YOUR GOAL:
Within this material, find every line where the string "Autizm" appears, and copy it out.

....................

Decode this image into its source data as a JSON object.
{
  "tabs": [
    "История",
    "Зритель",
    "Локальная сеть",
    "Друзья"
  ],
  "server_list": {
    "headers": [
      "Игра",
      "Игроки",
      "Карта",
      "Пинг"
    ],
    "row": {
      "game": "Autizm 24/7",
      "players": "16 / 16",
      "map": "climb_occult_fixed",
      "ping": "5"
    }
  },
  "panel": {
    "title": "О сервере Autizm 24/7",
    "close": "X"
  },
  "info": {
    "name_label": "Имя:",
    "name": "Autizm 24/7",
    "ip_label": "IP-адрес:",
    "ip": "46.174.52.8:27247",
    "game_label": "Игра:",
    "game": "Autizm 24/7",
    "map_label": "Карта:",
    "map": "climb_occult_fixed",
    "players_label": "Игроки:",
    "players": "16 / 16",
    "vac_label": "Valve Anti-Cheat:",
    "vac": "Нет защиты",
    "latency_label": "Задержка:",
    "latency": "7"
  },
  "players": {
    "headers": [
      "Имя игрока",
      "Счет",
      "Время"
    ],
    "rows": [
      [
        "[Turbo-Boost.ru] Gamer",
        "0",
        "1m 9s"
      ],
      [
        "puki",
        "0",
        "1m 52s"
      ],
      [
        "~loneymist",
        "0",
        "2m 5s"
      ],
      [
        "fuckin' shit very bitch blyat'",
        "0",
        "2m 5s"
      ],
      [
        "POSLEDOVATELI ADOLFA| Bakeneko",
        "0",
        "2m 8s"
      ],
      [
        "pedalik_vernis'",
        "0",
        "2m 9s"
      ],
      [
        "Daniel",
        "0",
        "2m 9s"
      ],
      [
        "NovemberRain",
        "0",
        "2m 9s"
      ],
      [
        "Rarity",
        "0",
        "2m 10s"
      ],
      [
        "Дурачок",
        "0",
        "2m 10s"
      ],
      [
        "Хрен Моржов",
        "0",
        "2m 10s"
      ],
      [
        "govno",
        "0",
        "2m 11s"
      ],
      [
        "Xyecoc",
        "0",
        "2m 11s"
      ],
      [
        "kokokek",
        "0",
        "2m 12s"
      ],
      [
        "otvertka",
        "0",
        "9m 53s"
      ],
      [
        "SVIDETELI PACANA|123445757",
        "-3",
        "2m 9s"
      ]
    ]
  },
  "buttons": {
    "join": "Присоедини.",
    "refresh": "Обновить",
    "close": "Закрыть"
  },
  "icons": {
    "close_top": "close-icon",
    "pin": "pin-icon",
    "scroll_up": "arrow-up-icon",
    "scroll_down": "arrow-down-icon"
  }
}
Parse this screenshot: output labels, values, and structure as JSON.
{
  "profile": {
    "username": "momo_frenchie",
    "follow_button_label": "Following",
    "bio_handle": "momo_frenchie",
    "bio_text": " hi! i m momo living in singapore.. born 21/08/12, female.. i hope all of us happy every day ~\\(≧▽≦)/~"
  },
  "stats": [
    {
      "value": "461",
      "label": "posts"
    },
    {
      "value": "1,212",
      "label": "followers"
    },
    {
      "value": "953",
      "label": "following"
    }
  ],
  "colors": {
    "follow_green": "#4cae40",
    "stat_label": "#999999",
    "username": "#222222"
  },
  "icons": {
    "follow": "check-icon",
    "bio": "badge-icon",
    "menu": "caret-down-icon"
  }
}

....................

ANSWER BOX:
      "game": "Autizm 24/7",
    "title": "О сервере Autizm 24/7",
    "name": "Autizm 24/7",
    "game": "Autizm 24/7",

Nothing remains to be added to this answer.